§ **Activity**: Look through the entries for the line containing "Output a JSON". Then output that line and every line after it, exactly, to the end.

Excerpts from a dataset:
-- -- --

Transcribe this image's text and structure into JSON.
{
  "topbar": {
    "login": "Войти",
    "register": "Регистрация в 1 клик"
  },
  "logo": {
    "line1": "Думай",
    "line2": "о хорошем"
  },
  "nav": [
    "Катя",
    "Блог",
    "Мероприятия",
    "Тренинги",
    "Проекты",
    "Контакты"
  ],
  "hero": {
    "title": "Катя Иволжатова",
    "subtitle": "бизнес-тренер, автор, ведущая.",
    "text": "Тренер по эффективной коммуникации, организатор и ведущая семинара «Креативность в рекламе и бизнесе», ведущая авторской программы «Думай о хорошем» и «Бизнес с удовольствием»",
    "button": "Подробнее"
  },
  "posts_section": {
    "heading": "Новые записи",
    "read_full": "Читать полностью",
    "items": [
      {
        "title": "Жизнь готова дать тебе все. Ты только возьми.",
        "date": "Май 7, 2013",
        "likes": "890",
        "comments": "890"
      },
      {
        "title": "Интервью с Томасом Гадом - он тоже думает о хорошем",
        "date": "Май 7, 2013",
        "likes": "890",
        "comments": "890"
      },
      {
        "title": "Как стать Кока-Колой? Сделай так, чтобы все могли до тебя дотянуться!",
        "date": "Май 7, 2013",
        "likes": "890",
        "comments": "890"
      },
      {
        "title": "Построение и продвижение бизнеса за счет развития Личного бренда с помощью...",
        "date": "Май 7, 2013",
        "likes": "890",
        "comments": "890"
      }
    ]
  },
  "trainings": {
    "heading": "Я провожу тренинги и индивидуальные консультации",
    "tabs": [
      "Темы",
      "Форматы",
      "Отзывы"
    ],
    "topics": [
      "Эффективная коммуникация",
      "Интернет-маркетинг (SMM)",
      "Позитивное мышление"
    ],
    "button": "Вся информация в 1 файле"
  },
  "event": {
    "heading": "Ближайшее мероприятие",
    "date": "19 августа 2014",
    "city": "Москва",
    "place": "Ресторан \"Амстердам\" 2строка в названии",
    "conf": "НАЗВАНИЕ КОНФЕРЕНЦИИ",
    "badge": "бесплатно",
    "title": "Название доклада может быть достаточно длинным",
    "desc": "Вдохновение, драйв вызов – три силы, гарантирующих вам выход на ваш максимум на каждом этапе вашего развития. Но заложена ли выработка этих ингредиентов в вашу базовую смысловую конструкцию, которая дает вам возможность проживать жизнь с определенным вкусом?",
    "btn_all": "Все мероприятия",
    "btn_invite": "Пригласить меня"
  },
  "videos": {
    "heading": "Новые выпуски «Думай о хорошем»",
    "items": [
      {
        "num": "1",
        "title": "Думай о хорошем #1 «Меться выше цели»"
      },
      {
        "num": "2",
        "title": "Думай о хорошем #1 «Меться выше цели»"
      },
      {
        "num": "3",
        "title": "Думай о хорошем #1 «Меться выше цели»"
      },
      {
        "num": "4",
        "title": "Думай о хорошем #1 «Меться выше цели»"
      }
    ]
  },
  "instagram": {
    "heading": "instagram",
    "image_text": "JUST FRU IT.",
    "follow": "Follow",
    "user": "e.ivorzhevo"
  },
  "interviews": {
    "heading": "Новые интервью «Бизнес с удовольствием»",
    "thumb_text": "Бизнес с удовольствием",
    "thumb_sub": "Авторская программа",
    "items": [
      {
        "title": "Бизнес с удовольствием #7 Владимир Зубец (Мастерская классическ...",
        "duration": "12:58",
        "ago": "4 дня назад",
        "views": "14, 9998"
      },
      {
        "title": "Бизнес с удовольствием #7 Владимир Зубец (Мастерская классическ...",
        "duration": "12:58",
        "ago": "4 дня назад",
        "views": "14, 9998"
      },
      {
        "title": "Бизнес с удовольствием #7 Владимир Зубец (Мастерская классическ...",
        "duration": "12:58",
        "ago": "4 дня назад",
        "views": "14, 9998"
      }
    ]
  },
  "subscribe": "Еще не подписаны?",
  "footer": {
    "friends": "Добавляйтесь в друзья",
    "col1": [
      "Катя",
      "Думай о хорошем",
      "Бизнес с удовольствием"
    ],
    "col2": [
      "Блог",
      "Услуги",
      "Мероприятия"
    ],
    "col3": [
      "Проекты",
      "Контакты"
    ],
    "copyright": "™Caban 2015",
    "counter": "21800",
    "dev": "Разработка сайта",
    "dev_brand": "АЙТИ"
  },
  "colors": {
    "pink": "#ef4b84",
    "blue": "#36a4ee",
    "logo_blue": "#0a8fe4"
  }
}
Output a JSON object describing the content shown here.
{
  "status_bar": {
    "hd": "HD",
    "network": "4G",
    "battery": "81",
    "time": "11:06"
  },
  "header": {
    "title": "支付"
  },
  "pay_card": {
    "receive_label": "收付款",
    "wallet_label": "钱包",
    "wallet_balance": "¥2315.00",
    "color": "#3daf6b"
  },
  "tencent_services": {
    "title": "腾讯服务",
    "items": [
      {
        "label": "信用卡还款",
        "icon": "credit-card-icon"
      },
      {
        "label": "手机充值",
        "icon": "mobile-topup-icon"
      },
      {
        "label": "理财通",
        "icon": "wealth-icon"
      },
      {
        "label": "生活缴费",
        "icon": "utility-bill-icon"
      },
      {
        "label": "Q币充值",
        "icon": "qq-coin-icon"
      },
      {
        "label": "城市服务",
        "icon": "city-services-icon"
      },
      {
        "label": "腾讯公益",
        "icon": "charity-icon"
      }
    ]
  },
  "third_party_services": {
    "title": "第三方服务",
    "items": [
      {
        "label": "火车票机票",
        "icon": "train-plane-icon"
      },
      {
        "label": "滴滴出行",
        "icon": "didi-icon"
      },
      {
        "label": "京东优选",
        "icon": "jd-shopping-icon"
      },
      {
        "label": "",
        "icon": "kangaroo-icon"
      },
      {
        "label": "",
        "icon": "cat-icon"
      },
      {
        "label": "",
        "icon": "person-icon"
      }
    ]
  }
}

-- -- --

§ **Solution to the exercise**:
Output a JSON object describing the content shown here.
{
  "status_bar": {
    "hd": "HD",
    "network": "4G",
    "battery": "81",
    "time": "11:06"
  },
  "header": {
    "title": "支付"
  },
  "pay_card": {
    "receive_label": "收付款",
    "wallet_label": "钱包",
    "wallet_balance": "¥2315.00",
    "color": "#3daf6b"
  },
  "tencent_services": {
    "title": "腾讯服务",
    "items": [
      {
        "label": "信用卡还款",
        "icon": "credit-card-icon"
      },
      {
        "label": "手机充值",
        "icon": "mobile-topup-icon"
      },
      {
        "label": "理财通",
        "icon": "wealth-icon"
      },
      {
        "label": "生活缴费",
        "icon": "utility-bill-icon"
      },
      {
        "label": "Q币充值",
        "icon": "qq-coin-icon"
      },
      {
        "label": "城市服务",
        "icon": "city-services-icon"
      },
      {
        "label": "腾讯公益",
        "icon": "charity-icon"
      }
    ]
  },
  "third_party_services": {
    "title": "第三方服务",
    "items": [
      {
        "label": "火车票机票",
        "icon": "train-plane-icon"
      },
      {
        "label": "滴滴出行",
        "icon": "didi-icon"
      },
      {
        "label": "京东优选",
        "icon": "jd-shopping-icon"
      },
      {
        "label": "",
        "icon": "kangaroo-icon"
      },
      {
        "label": "",
        "icon": "cat-icon"
      },
      {
        "label": "",
        "icon": "person-icon"
      }
    ]
  }
}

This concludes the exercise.